The largest ship in the world when launched in 1843, this impressive feat of engineering by Isambard Kingdom Brunel is a forerunner of all modern shipping. Exploring the ship is a real step back in time: the cabins have been painstakingly restored to recreate life on the world’s first great luxury liner. Don’t miss the ‘Go Aloft’ experience, where you can climb the rigging to the top of the ships masts!
Spanning the Avon Gorge and the River Avon, the world-famous Clifton Suspension Bridge dates from 1864. Considered one of the world’s greatest bridges, renowned engineer Isambard Kingdom Brunel began building it when he was just 23 years old.
Climb aboard this reconstruction of the 15th century ship sailed by John Cabot when he discovered Newfoundland in 1497. The reconstruction actually made the same journey itself in 1997 to commemorate that original voyage, so it’s definitely sea-worthy! Take a tour of Bristol Harbour and imagine you’re a 15th century explorer.
Situated in a 1950s transit shed, M Shed tells the story of Bristol from prehistoric times to the present day with a rich collection of objects, art and film footage. There are also working exhibits on the harbourside including steamboats, trains and cranes, plus the chance to add your own personal stories of Bristol through interactive displays.
This historic working boatyard is home to a number of thriving businesses. It’s part of a trust whose aim is to preserve Bristol’s maritime heritage, and is fascinating to explore. A visitor centre and café opened in March 2016.

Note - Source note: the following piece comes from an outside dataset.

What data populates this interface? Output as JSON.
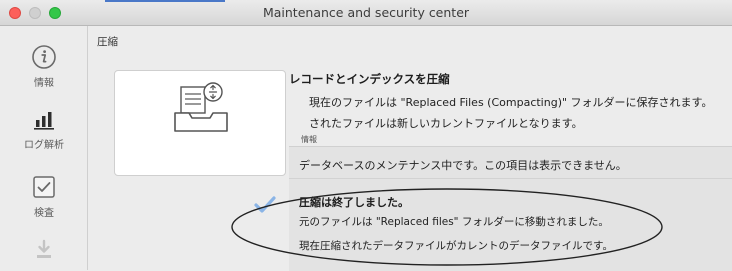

Travel back 200 years to a recreated Georgian townhouse and experience life as it would have been in the 18th century. Explore 11 rooms that span the kitchens and servants quarters below stairs to the plush rooms above.